The UK has seen some of the worst train strikes in decades over the past few months. And so it’s no surprise that new data has revealed that train cancellations have reached their highest level on record.
Analysis from the Office of Rail and Road shows that almost one in every 25 trains were cancelled across the rail network during the 12 months to August 20. Many operators apparently recorded their lowest reliability score since records began in 2015, with certain train operators performing the worst in recent weeks.
Between July 24 and August 20 (the latest available data for a four-week period), 4.9 percent of services across the rail network were cancelled. The worst performing rail operator in the UK was Avanti West Coast, which had the lowest reliability score, with 14.9 percent of services cancelled during the four-week period.
Grand Central (part of Arriva) was the second worst offender, cancelling 12 percent of services in the same period. In a close third was Govia Thameslink Railway, and London North Eastern Railway came fourth with 11 percent of services being cancelled during the same period. Hull Trains was the fifth worst operator, with 8 percent of services cancelled.

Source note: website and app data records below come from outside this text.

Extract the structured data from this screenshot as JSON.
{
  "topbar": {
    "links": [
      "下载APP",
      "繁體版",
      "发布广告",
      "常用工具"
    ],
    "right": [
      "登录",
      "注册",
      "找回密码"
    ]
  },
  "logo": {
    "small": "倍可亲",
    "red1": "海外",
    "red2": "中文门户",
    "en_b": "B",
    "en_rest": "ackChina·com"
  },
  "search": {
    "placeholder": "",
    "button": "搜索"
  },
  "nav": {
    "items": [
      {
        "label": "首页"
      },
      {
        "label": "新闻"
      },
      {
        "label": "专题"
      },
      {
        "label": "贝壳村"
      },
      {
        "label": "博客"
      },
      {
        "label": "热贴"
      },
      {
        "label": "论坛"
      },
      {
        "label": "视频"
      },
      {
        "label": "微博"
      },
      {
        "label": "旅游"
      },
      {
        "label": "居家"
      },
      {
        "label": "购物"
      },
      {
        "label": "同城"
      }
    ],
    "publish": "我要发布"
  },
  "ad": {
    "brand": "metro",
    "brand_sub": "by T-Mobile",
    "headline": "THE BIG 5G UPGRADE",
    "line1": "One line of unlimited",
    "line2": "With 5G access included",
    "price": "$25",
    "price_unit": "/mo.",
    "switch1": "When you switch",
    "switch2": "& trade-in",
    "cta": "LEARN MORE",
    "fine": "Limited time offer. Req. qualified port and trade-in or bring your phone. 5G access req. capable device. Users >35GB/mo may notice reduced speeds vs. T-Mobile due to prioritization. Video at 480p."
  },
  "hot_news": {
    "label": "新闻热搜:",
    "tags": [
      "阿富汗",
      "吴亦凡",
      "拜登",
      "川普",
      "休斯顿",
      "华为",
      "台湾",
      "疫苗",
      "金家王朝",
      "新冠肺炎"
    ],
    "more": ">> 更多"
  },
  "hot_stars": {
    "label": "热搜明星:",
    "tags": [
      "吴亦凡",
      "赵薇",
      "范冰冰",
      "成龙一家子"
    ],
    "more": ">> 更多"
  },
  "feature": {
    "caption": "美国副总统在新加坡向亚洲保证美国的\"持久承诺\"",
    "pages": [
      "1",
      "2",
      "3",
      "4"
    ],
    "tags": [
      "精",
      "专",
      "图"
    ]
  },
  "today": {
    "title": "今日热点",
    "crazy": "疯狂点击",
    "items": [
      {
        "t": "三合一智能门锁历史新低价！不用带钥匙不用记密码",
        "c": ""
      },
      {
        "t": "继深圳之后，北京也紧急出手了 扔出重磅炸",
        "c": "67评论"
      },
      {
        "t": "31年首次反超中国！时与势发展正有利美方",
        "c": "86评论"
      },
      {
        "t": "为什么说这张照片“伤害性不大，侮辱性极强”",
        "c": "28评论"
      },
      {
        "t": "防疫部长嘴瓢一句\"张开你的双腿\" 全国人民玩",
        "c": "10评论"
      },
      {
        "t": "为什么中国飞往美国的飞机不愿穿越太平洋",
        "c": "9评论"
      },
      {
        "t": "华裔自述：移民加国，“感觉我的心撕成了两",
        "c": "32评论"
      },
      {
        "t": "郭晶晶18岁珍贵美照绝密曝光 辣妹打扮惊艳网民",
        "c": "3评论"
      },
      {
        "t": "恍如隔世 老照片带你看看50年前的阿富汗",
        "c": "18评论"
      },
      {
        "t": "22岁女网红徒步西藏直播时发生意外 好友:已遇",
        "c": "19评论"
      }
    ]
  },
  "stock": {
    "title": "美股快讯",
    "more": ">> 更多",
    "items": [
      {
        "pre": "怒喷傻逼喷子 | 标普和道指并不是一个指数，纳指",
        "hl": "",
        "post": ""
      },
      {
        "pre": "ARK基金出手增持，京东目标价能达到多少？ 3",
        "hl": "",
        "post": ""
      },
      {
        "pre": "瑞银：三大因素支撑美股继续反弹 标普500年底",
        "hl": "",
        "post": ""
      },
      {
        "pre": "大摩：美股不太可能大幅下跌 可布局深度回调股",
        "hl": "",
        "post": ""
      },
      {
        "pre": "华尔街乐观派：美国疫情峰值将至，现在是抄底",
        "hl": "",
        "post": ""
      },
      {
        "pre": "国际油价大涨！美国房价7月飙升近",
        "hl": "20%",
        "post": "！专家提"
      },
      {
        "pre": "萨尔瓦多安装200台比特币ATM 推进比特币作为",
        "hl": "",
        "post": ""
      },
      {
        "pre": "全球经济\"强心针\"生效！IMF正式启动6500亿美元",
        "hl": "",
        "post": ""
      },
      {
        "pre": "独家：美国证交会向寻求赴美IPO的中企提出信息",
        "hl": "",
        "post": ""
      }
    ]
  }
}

Here are the poorest rail operators in the UK based on cancellations rates from July to August:
- Avanti West Coast
- Grand Central
- Govia Thameslink Railway

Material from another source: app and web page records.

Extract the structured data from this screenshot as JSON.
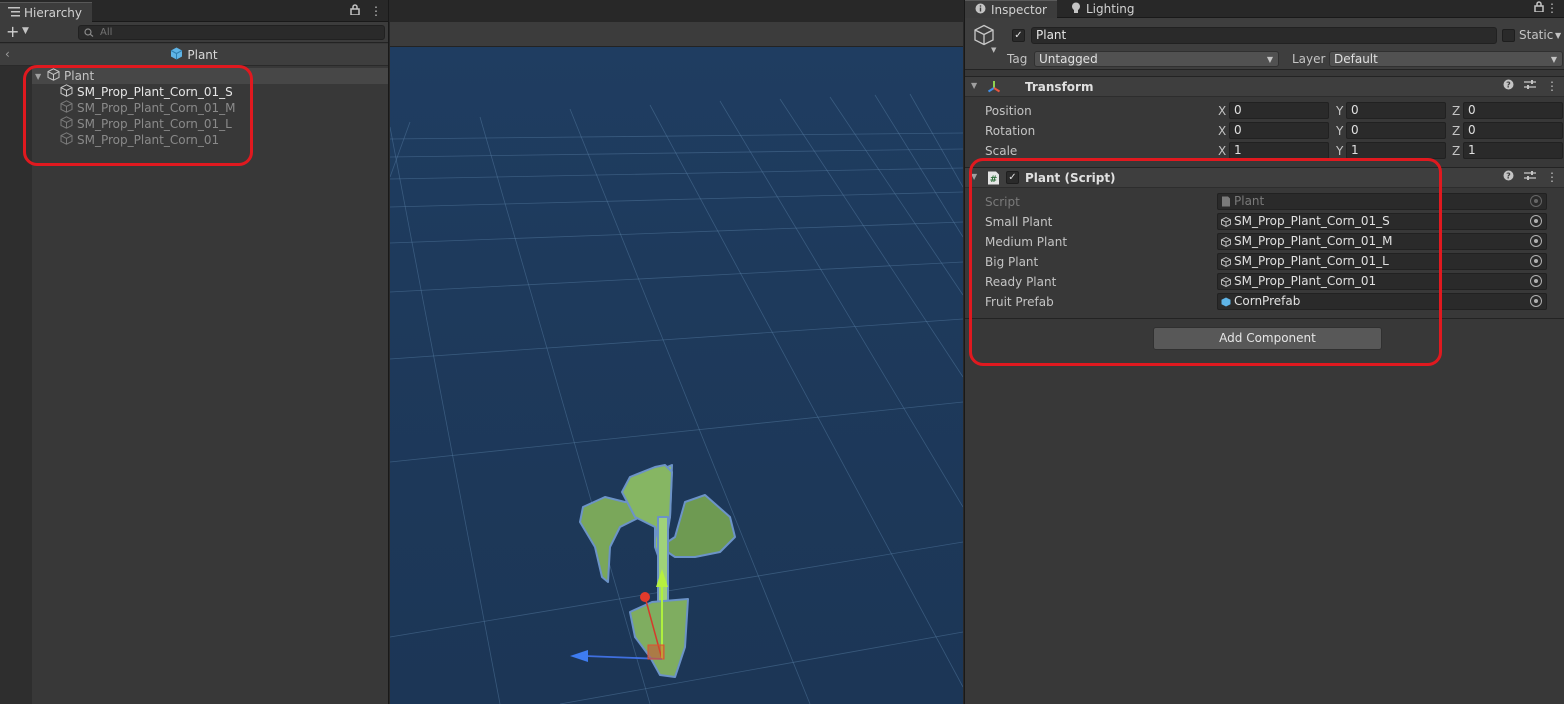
{
  "hierarchy": {
    "tab_label": "Hierarchy",
    "search_placeholder": "All",
    "add_label": "+",
    "scene_title": "Plant",
    "root": "Plant",
    "children": [
      {
        "label": "SM_Prop_Plant_Corn_01_S"
      },
      {
        "label": "SM_Prop_Plant_Corn_01_M"
      },
      {
        "label": "SM_Prop_Plant_Corn_01_L"
      },
      {
        "label": "SM_Prop_Plant_Corn_01"
      }
    ]
  },
  "inspector": {
    "tabs": [
      {
        "label": "Inspector"
      },
      {
        "label": "Lighting"
      }
    ],
    "object_name": "Plant",
    "static_label": "Static",
    "tag_label": "Tag",
    "tag_value": "Untagged",
    "layer_label": "Layer",
    "layer_value": "Default",
    "transform": {
      "title": "Transform",
      "rows": [
        {
          "label": "Position",
          "x": "0",
          "y": "0",
          "z": "0"
        },
        {
          "label": "Rotation",
          "x": "0",
          "y": "0",
          "z": "0"
        },
        {
          "label": "Scale",
          "x": "1",
          "y": "1",
          "z": "1"
        }
      ],
      "axis_x": "X",
      "axis_y": "Y",
      "axis_z": "Z"
    },
    "script_component": {
      "title": "Plant (Script)",
      "fields": [
        {
          "label": "Script",
          "value": "Plant"
        },
        {
          "label": "Small Plant",
          "value": "SM_Prop_Plant_Corn_01_S"
        },
        {
          "label": "Medium Plant",
          "value": "SM_Prop_Plant_Corn_01_M"
        },
        {
          "label": "Big Plant",
          "value": "SM_Prop_Plant_Corn_01_L"
        },
        {
          "label": "Ready Plant",
          "value": "SM_Prop_Plant_Corn_01"
        },
        {
          "label": "Fruit Prefab",
          "value": "CornPrefab"
        }
      ]
    },
    "add_component_label": "Add Component"
  },
  "colors": {
    "annotation": "#e0191f",
    "scene_bg": "#1e3a5c",
    "prefab_blue": "#5fb4e6"
  }
}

- London North Eastern Railway
- Hull Trains
- TransPennine Express
- East Midlands Railway
- Cross Country
- London Overground